One of the things coning out of the first Test was that players like Powell and Kyle Hope in particular recognised how vital it was to improve on their game, especially with the tour to New Zealand following shortly after the series against Zimbabwe.
They should be inspired by the hard work and hunger shown by the likes of Brathwaite and Shai Hope, the younger brother of Kyle.
But there were a couple disappointments with the bat, namely Jermaine Blackwood and Shane Dowrich. Blackwood scored one and three, while wicket-keeper Dowrich made 11 and 12.
It boggles the mind when a batsman is dismissed stumped in both innings of the same match, as was the case with Blackwood. Slackness in his approach to batting is part of his undoing.
Dowrich has been under the microscope for the last couple series, both in front and behind the stumps. He must be hoping that as he celebrates his 26th birthday on Monday during the final Test, he can rise from the low scores, which started against Pakistan in the second Test at Kensington in April. Since then he has mustered exactly 100 runs from 12 innings including one not out, at an average of 9.09.
Now after 15 Tests, Dowrich has 565 runs including five half-centuries (ave: 22.60). Having followed his career closely from local domestic competitions, there is no question that he has it within him to lift his game all-round.
In 26 Tests, Blackwood has scored 1319 runs including one hundred and ten fifties, at an average of 30.67. Sometimes, there is a tendency to become so upset with the manner in which he loses his wicket that you reckon he should be dropped. Yet, it would be a bit harsh at this time in Blackwood’s case.
The attention now turns to sweeping the series and maintaining team unity ahead of what will be much tougher opposition in New Zealand.
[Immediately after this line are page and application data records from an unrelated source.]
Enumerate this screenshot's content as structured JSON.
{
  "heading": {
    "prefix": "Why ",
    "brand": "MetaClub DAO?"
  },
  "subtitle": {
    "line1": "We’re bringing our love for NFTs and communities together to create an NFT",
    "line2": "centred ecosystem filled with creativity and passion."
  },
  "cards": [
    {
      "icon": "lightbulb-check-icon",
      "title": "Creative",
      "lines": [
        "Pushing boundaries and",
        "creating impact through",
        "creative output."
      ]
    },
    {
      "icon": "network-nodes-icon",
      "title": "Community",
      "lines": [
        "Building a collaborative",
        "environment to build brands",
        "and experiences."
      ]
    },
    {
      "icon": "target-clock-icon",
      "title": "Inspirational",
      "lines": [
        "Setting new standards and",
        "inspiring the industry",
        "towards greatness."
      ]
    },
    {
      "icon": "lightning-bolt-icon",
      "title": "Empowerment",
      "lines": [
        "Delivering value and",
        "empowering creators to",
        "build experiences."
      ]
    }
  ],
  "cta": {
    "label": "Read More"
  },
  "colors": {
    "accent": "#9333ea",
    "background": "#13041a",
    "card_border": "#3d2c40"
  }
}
Keith Holder is a veteran, award-winning freelance sports journalist, who has been covering local, regional and International cricket since 1980 as a writer and commentator. He has compiled statistics on the Barbados Cricket Association (BCA) Division 1 (now Elite) Championship for over three-and-a-half decades and is responsible for editing the BCA website (www.bcacricket.org). Holder is also the host of the cricket Talk Show, Mid Wicket, on the Caribbean Broadcasting Corporation 100.7 FM on Tuesday nights. Email: [email protected]